Among the entries below, how many lines hold "time"? Only the number is wanted.

Recorded data
◇ ◇ ◇ ◇
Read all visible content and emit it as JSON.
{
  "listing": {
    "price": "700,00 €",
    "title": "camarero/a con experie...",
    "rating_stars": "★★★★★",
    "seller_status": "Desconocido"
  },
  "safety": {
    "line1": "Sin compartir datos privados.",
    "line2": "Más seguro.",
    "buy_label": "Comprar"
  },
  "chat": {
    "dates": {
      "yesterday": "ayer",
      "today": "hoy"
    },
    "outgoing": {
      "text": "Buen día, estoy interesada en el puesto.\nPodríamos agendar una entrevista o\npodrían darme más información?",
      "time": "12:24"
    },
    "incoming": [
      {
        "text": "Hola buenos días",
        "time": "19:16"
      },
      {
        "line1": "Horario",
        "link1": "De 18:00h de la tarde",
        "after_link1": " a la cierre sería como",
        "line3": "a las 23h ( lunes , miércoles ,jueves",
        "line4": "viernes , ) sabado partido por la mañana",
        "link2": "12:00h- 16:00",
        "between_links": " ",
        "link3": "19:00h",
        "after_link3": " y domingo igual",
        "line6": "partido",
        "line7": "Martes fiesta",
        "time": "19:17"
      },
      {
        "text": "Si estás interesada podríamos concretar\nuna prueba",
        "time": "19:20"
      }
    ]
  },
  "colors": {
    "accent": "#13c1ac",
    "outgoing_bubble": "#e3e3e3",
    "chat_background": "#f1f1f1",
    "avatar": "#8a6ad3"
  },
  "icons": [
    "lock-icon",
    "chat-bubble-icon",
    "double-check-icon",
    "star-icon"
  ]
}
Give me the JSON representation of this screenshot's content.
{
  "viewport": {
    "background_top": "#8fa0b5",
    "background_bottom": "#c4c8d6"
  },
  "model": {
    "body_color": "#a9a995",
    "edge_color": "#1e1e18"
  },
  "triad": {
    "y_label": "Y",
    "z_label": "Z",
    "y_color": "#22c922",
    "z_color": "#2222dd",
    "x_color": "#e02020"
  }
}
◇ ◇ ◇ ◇
__EXPECTED ANSWER__: 4